(Records drawn from a dataset)
====
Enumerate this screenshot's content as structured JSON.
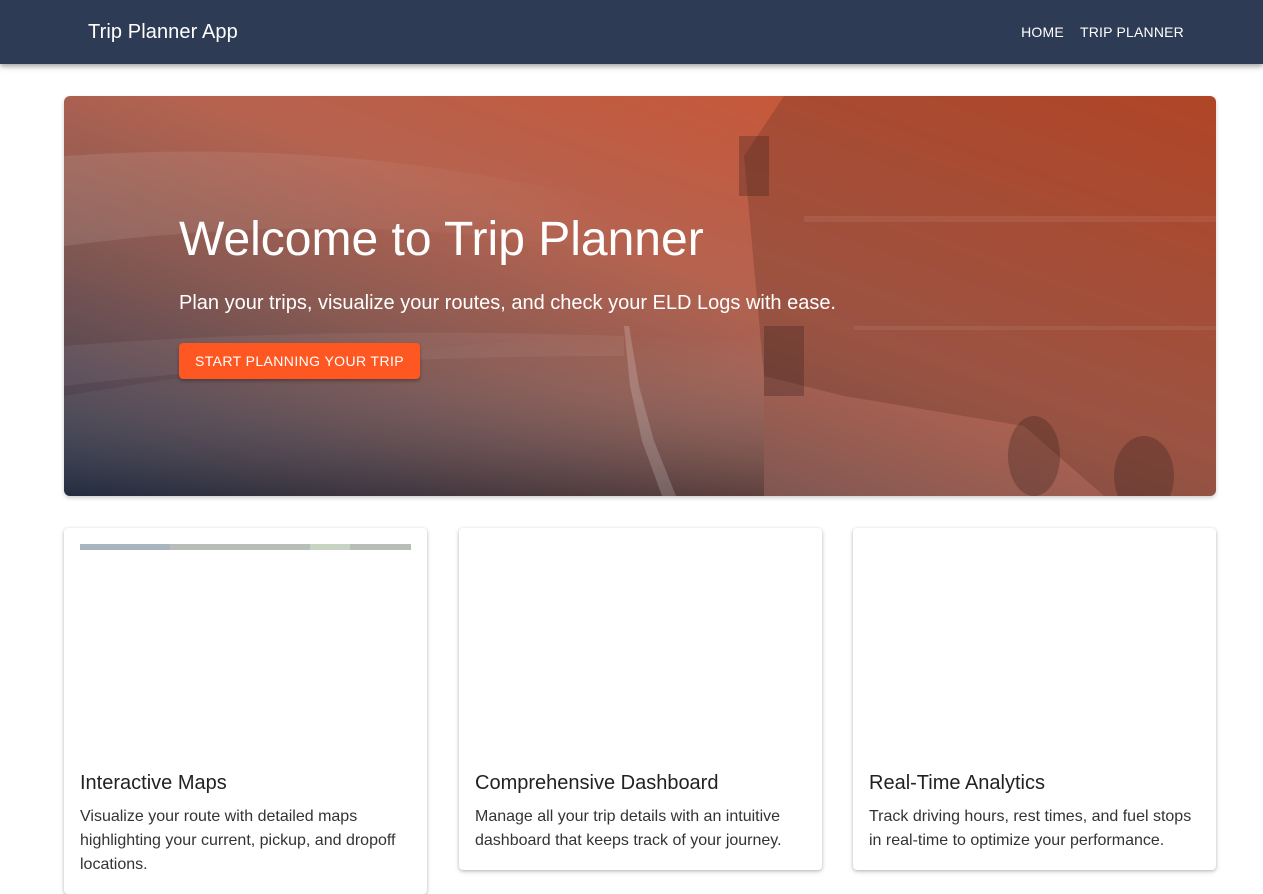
{
  "app": {
    "title": "Trip Planner App"
  },
  "nav": {
    "items": [
      {
        "label": "HOME"
      },
      {
        "label": "TRIP PLANNER"
      }
    ]
  },
  "hero": {
    "title": "Welcome to Trip Planner",
    "subtitle": "Plan your trips, visualize your routes, and check your ELD Logs with ease.",
    "cta_label": "START PLANNING YOUR TRIP",
    "overlay_colors": [
      "#2e3b55",
      "#a35e4e",
      "#d3502a"
    ],
    "cta_color": "#ff5722"
  },
  "features": [
    {
      "title": "Interactive Maps",
      "description": "Visualize your route with detailed maps highlighting your current, pickup, and dropoff locations."
    },
    {
      "title": "Comprehensive Dashboard",
      "description": "Manage all your trip details with an intuitive dashboard that keeps track of your journey."
    },
    {
      "title": "Real-Time Analytics",
      "description": "Track driving hours, rest times, and fuel stops in real-time to optimize your performance."
    }
  ],
  "colors": {
    "appbar": "#2e3b55",
    "accent": "#ff5722"
  }
}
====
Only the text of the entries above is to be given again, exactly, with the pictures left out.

Exercise response:
Enumerate this screenshot's content as structured JSON.
{
  "app": {
    "title": "Trip Planner App"
  },
  "nav": {
    "items": [
      {
        "label": "HOME"
      },
      {
        "label": "TRIP PLANNER"
      }
    ]
  },
  "hero": {
    "title": "Welcome to Trip Planner",
    "subtitle": "Plan your trips, visualize your routes, and check your ELD Logs with ease.",
    "cta_label": "START PLANNING YOUR TRIP",
    "overlay_colors": [
      "#2e3b55",
      "#a35e4e",
      "#d3502a"
    ],
    "cta_color": "#ff5722"
  },
  "features": [
    {
      "title": "Interactive Maps",
      "description": "Visualize your route with detailed maps highlighting your current, pickup, and dropoff locations."
    },
    {
      "title": "Comprehensive Dashboard",
      "description": "Manage all your trip details with an intuitive dashboard that keeps track of your journey."
    },
    {
      "title": "Real-Time Analytics",
      "description": "Track driving hours, rest times, and fuel stops in real-time to optimize your performance."
    }
  ],
  "colors": {
    "appbar": "#2e3b55",
    "accent": "#ff5722"
  }
}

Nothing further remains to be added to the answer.